Michael Cox  |  Fri 11th Jan   | Tennis

This is for sure one of the saddest days for all the tennis lovers in the last decade if not more. Andy Murray stunned the world last night saying that he intends to retire from tennis because of his constant hip problems, which could cause more severe complications in the future.

Murray, 31-year old from Glasgow Scotland, appeared at the press conference in Melbourne today, and dropped a bomb which already shook the world of tennis.

He did have numerous struggles in the last year and a half, but nothing indicated that he might do such a radical step.

Too Much Pain

But according to his words, it is something inevitable, as he can’t endure the pain anymore. Murray stated that he did everything in his power over the last 20 months, to eliminate the problems, but that didn’t help.

He even underwent surgery of his hip, hoping that it might decrease the level of pain, but there were no significant improvements. The former No.1 stated that he doesn’t enjoy the game as he used to, and that he already informed his team about the intentions and plans for the future.

Murray is planning to end his career at home soil, the Wimbledon courts, later this year. But the player also said, that having in mind his current condition, it wouldn’t be a surprise that he concludes the career after the Australian Open.

Two-time Olympic Games gold medalist, was deeply disturbed at the press conference. His voice was shaking, often stopped talking when giving the answers, and finally, at one point his emotions emerged to the surface, when he started crying.

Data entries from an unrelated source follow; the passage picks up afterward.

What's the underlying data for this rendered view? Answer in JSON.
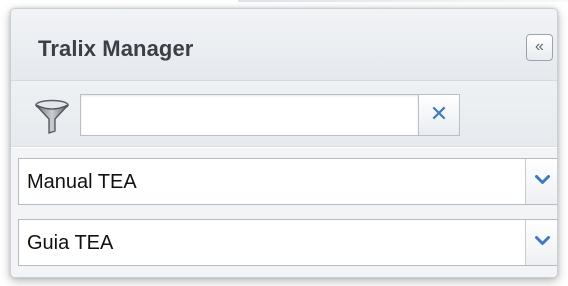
{
  "panel": {
    "title": "Tralix Manager",
    "collapse_glyph": "«"
  },
  "filter": {
    "icon": "funnel-icon",
    "value": "",
    "placeholder": "",
    "clear_glyph": "✕"
  },
  "combos": [
    {
      "value": "Manual TEA",
      "trigger_icon": "chevron-down-icon"
    },
    {
      "value": "Guia TEA",
      "trigger_icon": "chevron-down-icon"
    }
  ],
  "colors": {
    "accent": "#3f79c2",
    "title_text": "#3a4048",
    "header_bg": "#e9edf1",
    "border": "#b3bcc5"
  }
}
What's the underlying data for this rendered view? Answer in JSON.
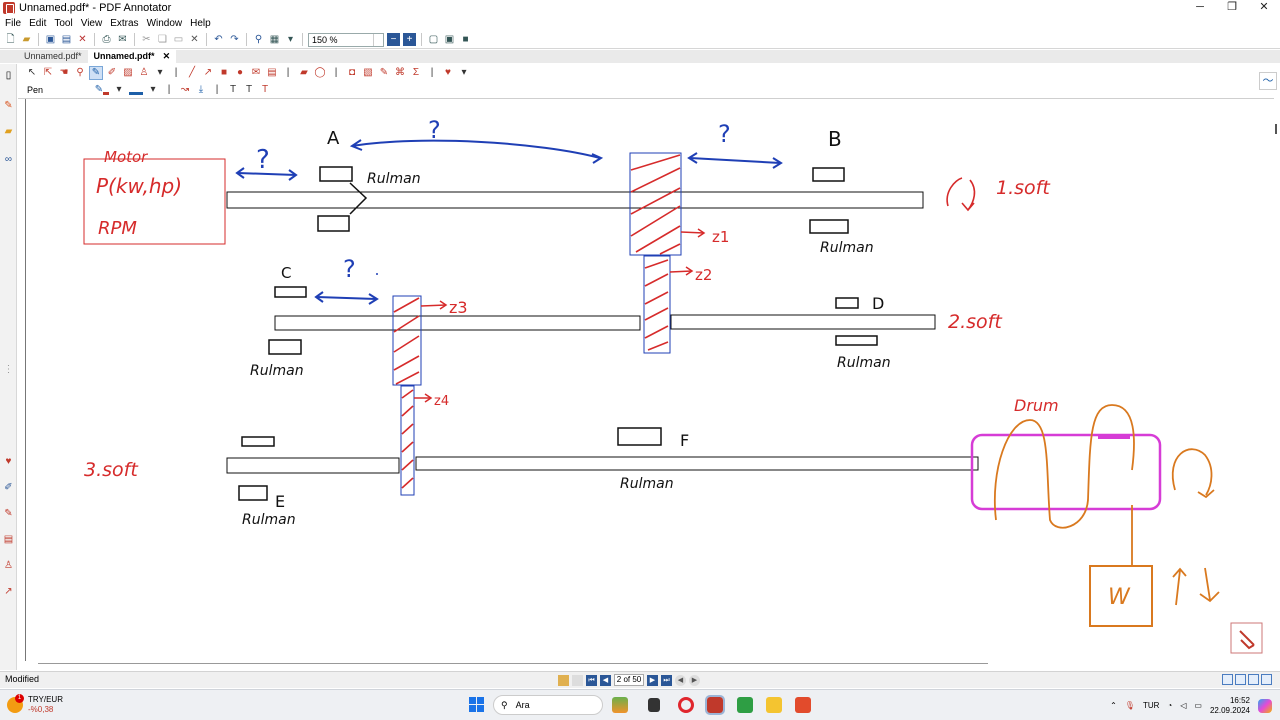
{
  "window": {
    "title": "Unnamed.pdf* - PDF Annotator",
    "controls": {
      "minimize": "─",
      "maximize": "❐",
      "close": "✕"
    }
  },
  "menu": [
    "File",
    "Edit",
    "Tool",
    "View",
    "Extras",
    "Window",
    "Help"
  ],
  "toolbar": {
    "zoom_value": "150 %"
  },
  "tabs": [
    {
      "label": "Unnamed.pdf*",
      "active": false
    },
    {
      "label": "Unnamed.pdf*",
      "active": true,
      "close": "✕"
    }
  ],
  "annotation_toolbar": {
    "current_tool": "Pen"
  },
  "drawing": {
    "motor_title": "Motor",
    "motor_power": "P(kw,hp)",
    "motor_rpm": "RPM",
    "label_a": "A",
    "label_b": "B",
    "label_c": "C",
    "label_d": "D",
    "label_e": "E",
    "label_f": "F",
    "question": "?",
    "question_blue_top": "?",
    "question_blue_ab": "?",
    "question_blue_c": "?",
    "rulman_a": "Rulman",
    "rulman_b": "Rulman",
    "rulman_c": "Rulman",
    "rulman_d": "Rulman",
    "rulman_e": "Rulman",
    "rulman_f": "Rulman",
    "z1": "z1",
    "z2": "z2",
    "z3": "z3",
    "z4": "z4",
    "shaft1": "1.soft",
    "shaft2": "2.soft",
    "shaft3": "3.soft",
    "drum": "Drum",
    "weight": "W",
    "colors": {
      "red": "#d62b2b",
      "blue": "#1f3fb5",
      "magenta": "#d63cd6",
      "orange": "#d9791f",
      "black": "#111111"
    }
  },
  "status": {
    "text": "Modified",
    "page": "2 of 50"
  },
  "taskbar": {
    "ticker_symbol": "TRY/EUR",
    "ticker_change": "-%0,38",
    "ticker_badge": "1",
    "search_placeholder": "Ara",
    "language": "TUR",
    "time": "16:52",
    "date": "22.09.2024"
  }
}
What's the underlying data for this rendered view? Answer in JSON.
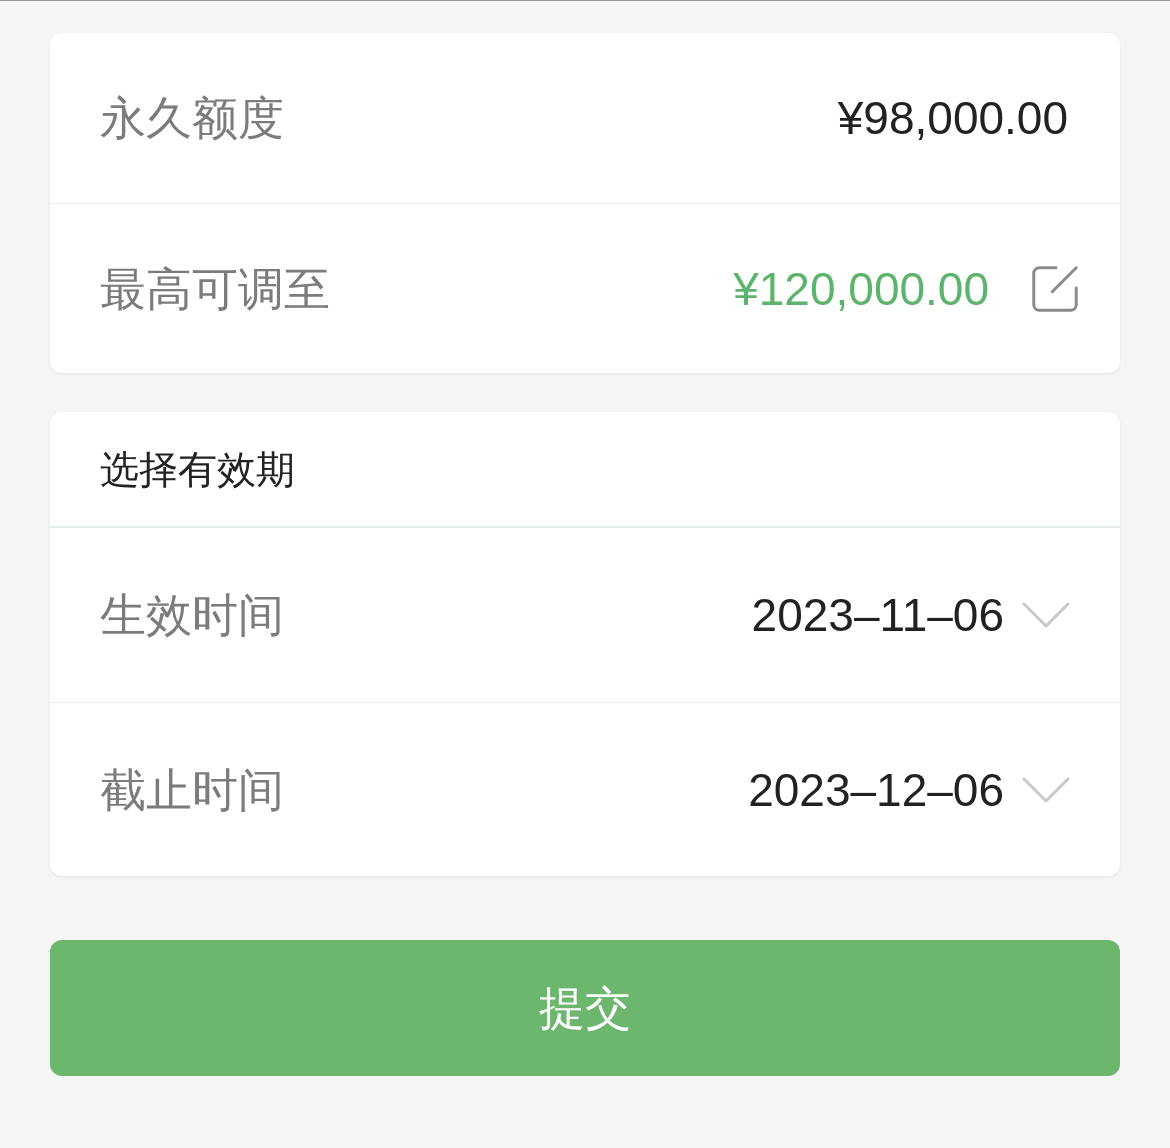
{
  "limits": [
    {
      "kind": "plain",
      "label": "永久额度",
      "value": "¥98,000.00"
    },
    {
      "kind": "editable",
      "label": "最高可调至",
      "value": "¥120,000.00"
    }
  ],
  "validity": {
    "title": "选择有效期",
    "fields": [
      {
        "label": "生效时间",
        "value": "2023–11–06"
      },
      {
        "label": "截止时间",
        "value": "2023–12–06"
      }
    ]
  },
  "submit_button": {
    "label": "提交"
  }
}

For a moment, Murray left the desk and the room, trying to get a grip on his composure, but it was obvious that he can’t handle the tears and the pain in his heart.

Murray won 45 titles in his professional career. Three of them were at the Grand Slams, in 2013 and 2016 at Wimbledon, and 2012 at the US Open. Besides that, he also has 14 Masters 1000 titles, and one ATP Masters finals in 2016.

The British Hero

Two gold medals at London and Rio Olympics, are something which separates him from all other players in history. So far nobody could win the Olympic Games twice, let alone in a row.

He became the hero of Great Britain in 2013 when he won the Wimbledon trophy, snapping a 77-year long drought, for the players from the UK at this competition. The Grand Slam held at All England Club is the matter of national pride, as the Brits consider it to be the biggest tournament in the world.

But Murray’s name will stay carved forever in history after 2015, and his glorious leadership of Great Britain’s Davis Cup team towards the first trophy in this competition after eight decades. Back then he defeated all of his 8 opponents in singles and 3 in doubles matches, ending the finals with a masterful point, which is regarded to be one of the most beautiful in the history of the game.

No doubt, his retirement will be a huge loss for the sport in general.

Michael Cox